◆ What you need to do: Every line that holds the word "likes" needs to be copied from the data below.

◆ Data to process:
________________________________________
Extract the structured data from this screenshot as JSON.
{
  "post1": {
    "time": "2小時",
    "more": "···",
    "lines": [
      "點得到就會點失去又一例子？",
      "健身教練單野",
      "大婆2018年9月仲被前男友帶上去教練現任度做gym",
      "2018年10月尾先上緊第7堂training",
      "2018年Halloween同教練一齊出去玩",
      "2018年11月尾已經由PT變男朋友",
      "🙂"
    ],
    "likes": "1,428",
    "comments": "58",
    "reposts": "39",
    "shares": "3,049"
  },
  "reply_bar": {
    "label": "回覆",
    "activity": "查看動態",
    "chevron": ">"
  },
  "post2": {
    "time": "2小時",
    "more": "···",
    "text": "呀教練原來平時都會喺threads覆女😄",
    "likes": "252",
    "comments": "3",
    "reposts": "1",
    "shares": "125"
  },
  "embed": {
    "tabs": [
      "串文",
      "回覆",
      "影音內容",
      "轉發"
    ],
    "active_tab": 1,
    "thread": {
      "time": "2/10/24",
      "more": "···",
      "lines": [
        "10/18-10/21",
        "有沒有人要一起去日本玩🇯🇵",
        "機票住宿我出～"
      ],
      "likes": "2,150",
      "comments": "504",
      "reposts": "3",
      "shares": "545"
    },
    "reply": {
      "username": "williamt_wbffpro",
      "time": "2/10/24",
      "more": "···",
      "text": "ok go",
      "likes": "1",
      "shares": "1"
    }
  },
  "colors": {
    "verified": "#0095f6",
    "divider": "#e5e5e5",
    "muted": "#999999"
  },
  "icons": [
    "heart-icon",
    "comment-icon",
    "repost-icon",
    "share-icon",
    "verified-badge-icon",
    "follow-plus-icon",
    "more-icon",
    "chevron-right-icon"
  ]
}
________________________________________
◆ Your response:
    "likes": "1,428",
    "likes": "252",
      "likes": "2,150",
      "likes": "1",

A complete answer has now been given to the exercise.